EXERCISE GOAL = Copy out the listing below, keeping every character as is.

DATA PROVIDED =

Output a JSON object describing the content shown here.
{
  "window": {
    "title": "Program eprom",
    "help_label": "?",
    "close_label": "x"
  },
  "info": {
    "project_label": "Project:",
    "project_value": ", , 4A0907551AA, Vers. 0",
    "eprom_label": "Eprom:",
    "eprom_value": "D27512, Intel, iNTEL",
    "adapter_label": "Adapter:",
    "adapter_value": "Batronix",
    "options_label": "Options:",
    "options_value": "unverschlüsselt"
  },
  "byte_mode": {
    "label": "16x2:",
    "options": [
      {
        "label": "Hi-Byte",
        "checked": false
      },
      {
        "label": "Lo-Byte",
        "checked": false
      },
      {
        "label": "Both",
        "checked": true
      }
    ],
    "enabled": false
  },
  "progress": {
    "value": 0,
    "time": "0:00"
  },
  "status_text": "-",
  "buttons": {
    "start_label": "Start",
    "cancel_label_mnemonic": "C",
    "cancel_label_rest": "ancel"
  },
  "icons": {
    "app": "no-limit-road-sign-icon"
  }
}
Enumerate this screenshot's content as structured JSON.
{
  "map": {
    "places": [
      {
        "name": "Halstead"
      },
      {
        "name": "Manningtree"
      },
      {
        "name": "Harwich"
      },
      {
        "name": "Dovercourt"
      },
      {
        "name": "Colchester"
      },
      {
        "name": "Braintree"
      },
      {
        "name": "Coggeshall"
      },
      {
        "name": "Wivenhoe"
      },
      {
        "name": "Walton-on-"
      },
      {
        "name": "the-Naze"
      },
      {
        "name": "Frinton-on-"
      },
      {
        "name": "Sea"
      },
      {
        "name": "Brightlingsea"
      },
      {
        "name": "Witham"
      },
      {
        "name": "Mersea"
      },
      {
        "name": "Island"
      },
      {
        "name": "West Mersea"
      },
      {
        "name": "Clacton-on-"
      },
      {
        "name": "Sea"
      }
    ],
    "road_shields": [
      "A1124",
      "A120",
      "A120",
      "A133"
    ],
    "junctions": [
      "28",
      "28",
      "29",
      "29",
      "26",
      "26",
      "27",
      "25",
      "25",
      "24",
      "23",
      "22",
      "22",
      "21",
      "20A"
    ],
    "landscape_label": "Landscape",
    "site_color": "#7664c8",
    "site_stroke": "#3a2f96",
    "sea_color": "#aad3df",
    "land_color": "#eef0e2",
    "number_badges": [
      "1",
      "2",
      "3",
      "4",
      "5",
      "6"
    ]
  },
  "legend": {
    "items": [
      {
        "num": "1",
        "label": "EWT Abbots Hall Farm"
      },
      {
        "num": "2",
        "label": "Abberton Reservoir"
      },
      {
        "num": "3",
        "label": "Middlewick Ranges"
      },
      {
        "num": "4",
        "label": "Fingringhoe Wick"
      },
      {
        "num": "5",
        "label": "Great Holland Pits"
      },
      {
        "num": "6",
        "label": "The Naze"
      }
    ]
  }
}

EXERCISE ANSWER =
Output a JSON object describing the content shown here.
{
  "window": {
    "title": "Program eprom",
    "help_label": "?",
    "close_label": "x"
  },
  "info": {
    "project_label": "Project:",
    "project_value": ", , 4A0907551AA, Vers. 0",
    "eprom_label": "Eprom:",
    "eprom_value": "D27512, Intel, iNTEL",
    "adapter_label": "Adapter:",
    "adapter_value": "Batronix",
    "options_label": "Options:",
    "options_value": "unverschlüsselt"
  },
  "byte_mode": {
    "label": "16x2:",
    "options": [
      {
        "label": "Hi-Byte",
        "checked": false
      },
      {
        "label": "Lo-Byte",
        "checked": false
      },
      {
        "label": "Both",
        "checked": true
      }
    ],
    "enabled": false
  },
  "progress": {
    "value": 0,
    "time": "0:00"
  },
  "status_text": "-",
  "buttons": {
    "start_label": "Start",
    "cancel_label_mnemonic": "C",
    "cancel_label_rest": "ancel"
  },
  "icons": {
    "app": "no-limit-road-sign-icon"
  }
}
Enumerate this screenshot's content as structured JSON.
{
  "map": {
    "places": [
      {
        "name": "Halstead"
      },
      {
        "name": "Manningtree"
      },
      {
        "name": "Harwich"
      },
      {
        "name": "Dovercourt"
      },
      {
        "name": "Colchester"
      },
      {
        "name": "Braintree"
      },
      {
        "name": "Coggeshall"
      },
      {
        "name": "Wivenhoe"
      },
      {
        "name": "Walton-on-"
      },
      {
        "name": "the-Naze"
      },
      {
        "name": "Frinton-on-"
      },
      {
        "name": "Sea"
      },
      {
        "name": "Brightlingsea"
      },
      {
        "name": "Witham"
      },
      {
        "name": "Mersea"
      },
      {
        "name": "Island"
      },
      {
        "name": "West Mersea"
      },
      {
        "name": "Clacton-on-"
      },
      {
        "name": "Sea"
      }
    ],
    "road_shields": [
      "A1124",
      "A120",
      "A120",
      "A133"
    ],
    "junctions": [
      "28",
      "28",
      "29",
      "29",
      "26",
      "26",
      "27",
      "25",
      "25",
      "24",
      "23",
      "22",
      "22",
      "21",
      "20A"
    ],
    "landscape_label": "Landscape",
    "site_color": "#7664c8",
    "site_stroke": "#3a2f96",
    "sea_color": "#aad3df",
    "land_color": "#eef0e2",
    "number_badges": [
      "1",
      "2",
      "3",
      "4",
      "5",
      "6"
    ]
  },
  "legend": {
    "items": [
      {
        "num": "1",
        "label": "EWT Abbots Hall Farm"
      },
      {
        "num": "2",
        "label": "Abberton Reservoir"
      },
      {
        "num": "3",
        "label": "Middlewick Ranges"
      },
      {
        "num": "4",
        "label": "Fingringhoe Wick"
      },
      {
        "num": "5",
        "label": "Great Holland Pits"
      },
      {
        "num": "6",
        "label": "The Naze"
      }
    ]
  }
}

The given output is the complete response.